As to expungements of federal convictions, a new development occurred this year in Doe v. United States, where in an eloquent opinion, Judge Gleeson, expunged a federal conviction for a home care worker who had been rehabilitated and was unable to obtain employment. I particularly liked his statement that he sentenced her to probation not a lifetime of unemployment.  Gleeson’s action in this case was courageous and we do not know if it will be appealed by the government.  See, Doe v. US, 2015 WL 24552613 (EDNY).  It should be noted that Judge Gleeson denied the same relief in a previous case and a comparison of these two decisions will be helpful to lawyers and litigants as to whether their case has a chance of success. See, Oyebola v. United States, 2010 WL 2880167 (EDNY).

However, once again, it should be noted that Doe was a citizen and the expungement was done for employment reasons.
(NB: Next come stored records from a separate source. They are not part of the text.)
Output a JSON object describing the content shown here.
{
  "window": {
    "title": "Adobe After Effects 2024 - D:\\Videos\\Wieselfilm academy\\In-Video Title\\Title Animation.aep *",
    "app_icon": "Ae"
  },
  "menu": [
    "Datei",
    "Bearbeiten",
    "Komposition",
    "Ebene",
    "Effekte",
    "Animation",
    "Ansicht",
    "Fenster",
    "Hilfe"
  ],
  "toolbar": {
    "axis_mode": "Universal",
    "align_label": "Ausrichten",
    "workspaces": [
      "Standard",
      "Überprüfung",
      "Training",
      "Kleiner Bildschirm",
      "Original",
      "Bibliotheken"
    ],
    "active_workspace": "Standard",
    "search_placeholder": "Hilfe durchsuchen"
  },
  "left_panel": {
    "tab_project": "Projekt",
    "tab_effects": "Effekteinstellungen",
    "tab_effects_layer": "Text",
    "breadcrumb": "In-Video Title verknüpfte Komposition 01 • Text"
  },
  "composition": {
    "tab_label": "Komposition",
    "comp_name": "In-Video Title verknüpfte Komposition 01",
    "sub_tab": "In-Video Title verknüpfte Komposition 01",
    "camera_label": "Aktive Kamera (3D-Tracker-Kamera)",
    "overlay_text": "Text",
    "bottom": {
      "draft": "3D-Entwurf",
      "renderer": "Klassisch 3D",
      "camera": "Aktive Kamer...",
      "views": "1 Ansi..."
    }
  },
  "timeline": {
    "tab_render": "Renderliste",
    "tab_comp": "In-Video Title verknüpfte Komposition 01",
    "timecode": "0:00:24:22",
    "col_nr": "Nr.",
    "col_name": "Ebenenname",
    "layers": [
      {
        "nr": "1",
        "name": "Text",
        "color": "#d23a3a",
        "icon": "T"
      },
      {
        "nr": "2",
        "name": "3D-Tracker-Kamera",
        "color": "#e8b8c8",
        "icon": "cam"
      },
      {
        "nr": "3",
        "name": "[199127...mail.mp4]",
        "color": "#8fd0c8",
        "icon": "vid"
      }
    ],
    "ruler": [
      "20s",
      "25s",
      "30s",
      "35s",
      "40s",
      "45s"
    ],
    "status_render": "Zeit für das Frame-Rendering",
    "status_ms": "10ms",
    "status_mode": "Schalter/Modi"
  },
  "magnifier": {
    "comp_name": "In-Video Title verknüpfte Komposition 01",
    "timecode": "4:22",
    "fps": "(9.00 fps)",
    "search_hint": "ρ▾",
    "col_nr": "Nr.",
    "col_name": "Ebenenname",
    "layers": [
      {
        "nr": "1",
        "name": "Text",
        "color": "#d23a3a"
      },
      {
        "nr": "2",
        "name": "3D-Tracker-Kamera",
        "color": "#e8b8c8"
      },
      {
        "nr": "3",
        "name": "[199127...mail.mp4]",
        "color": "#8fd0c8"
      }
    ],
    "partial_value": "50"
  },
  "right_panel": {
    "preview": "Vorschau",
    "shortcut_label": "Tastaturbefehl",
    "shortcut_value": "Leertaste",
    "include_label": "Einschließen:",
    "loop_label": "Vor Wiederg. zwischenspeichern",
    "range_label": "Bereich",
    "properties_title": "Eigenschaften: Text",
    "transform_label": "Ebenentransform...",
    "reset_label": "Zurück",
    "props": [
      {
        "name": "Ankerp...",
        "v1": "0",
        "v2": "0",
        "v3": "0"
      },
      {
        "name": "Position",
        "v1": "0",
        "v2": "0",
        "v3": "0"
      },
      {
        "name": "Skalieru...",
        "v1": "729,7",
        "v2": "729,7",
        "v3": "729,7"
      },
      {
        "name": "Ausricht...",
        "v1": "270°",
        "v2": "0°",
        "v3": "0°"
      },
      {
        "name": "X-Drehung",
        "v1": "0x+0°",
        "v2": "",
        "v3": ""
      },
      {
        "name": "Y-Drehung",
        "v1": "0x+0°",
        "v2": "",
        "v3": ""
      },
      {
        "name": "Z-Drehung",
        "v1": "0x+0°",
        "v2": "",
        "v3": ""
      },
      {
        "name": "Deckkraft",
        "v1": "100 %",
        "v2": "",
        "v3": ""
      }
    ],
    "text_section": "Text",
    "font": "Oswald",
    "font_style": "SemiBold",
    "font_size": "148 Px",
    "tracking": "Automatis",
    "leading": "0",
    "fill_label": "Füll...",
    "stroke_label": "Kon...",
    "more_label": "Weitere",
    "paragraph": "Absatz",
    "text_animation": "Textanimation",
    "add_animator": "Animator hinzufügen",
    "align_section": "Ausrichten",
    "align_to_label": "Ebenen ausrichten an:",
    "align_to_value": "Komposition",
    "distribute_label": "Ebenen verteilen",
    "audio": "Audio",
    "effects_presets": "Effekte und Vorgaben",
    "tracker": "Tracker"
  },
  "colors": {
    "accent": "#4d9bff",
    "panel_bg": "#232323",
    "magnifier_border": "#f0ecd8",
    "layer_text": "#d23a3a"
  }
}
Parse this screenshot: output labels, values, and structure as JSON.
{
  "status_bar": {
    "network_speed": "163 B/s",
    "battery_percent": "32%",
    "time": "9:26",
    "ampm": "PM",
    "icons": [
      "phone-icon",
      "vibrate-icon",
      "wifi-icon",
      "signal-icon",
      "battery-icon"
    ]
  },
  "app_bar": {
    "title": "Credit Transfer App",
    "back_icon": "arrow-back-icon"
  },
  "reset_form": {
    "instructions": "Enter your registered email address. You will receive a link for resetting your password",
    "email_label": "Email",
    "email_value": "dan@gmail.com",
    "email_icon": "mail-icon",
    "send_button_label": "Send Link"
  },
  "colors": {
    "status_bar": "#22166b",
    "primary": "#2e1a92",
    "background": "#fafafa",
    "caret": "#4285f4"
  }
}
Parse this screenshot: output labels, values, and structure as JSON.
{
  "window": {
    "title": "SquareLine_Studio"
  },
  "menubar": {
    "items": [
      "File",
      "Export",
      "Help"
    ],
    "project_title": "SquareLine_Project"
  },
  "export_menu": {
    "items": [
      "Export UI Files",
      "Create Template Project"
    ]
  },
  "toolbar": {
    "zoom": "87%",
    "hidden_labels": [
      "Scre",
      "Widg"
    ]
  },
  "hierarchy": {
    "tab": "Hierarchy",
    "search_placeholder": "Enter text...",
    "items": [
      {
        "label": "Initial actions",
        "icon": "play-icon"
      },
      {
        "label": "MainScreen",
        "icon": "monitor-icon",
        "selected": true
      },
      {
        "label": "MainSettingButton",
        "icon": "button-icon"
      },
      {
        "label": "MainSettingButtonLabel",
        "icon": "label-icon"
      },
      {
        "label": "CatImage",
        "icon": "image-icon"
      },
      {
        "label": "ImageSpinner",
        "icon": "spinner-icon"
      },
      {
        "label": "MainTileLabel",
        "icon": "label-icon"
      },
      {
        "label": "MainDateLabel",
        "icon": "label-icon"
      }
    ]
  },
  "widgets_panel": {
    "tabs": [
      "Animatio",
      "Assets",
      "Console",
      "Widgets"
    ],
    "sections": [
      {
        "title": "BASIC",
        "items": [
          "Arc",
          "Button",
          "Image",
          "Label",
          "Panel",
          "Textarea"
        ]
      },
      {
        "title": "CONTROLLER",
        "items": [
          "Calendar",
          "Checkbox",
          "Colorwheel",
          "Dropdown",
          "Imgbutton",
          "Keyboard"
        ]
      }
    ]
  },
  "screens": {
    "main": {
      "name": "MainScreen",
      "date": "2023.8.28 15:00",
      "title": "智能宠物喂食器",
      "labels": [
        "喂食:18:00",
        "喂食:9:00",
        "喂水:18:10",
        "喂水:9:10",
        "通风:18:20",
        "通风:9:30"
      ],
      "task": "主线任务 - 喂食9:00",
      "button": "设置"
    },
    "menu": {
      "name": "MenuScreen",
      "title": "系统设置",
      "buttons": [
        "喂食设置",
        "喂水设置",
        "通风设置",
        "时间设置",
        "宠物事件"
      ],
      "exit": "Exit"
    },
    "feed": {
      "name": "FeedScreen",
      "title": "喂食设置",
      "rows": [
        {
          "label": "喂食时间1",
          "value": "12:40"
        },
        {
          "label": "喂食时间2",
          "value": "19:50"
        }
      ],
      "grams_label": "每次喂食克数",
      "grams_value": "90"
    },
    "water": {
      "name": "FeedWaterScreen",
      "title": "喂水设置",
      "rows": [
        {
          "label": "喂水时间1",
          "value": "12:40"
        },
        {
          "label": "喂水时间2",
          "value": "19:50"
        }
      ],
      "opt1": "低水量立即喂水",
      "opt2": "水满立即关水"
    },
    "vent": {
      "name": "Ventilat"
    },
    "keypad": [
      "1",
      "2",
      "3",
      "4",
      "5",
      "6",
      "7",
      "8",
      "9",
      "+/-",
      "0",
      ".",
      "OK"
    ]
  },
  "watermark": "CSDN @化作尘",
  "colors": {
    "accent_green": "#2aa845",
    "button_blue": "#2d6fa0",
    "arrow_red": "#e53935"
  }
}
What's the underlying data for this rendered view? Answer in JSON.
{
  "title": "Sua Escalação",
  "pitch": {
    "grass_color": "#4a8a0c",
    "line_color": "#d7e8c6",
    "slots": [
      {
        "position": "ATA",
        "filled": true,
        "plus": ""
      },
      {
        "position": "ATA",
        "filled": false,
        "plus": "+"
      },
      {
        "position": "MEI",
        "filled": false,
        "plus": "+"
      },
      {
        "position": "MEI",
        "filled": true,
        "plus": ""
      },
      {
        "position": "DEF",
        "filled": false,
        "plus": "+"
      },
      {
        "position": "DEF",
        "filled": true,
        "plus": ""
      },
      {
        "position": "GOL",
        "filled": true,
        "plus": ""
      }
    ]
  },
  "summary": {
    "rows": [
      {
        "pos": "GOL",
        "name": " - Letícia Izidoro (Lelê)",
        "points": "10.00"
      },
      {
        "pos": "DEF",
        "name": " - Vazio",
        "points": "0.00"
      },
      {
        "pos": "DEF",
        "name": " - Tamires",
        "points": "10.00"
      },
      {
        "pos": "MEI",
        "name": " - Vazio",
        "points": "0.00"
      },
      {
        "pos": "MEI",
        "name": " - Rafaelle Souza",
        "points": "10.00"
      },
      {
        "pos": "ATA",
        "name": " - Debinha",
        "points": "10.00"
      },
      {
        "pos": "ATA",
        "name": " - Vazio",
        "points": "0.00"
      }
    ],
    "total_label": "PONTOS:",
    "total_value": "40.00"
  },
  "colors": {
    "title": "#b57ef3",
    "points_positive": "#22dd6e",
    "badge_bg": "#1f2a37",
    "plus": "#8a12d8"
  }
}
If she had been doing it for immigration purposes, in almost all cases, it would not have been effective in immigration proceedings.  To be honored by ICE or CIS, the conviction must be vacated for reasons that undermine its legality on the day that the conviction was originally entered.  That is why immigrants should seek to vacate federal convictions by appeal, under Section 2255 or by a writ of error coram nobis and in state court by appeal or under Section 440.10.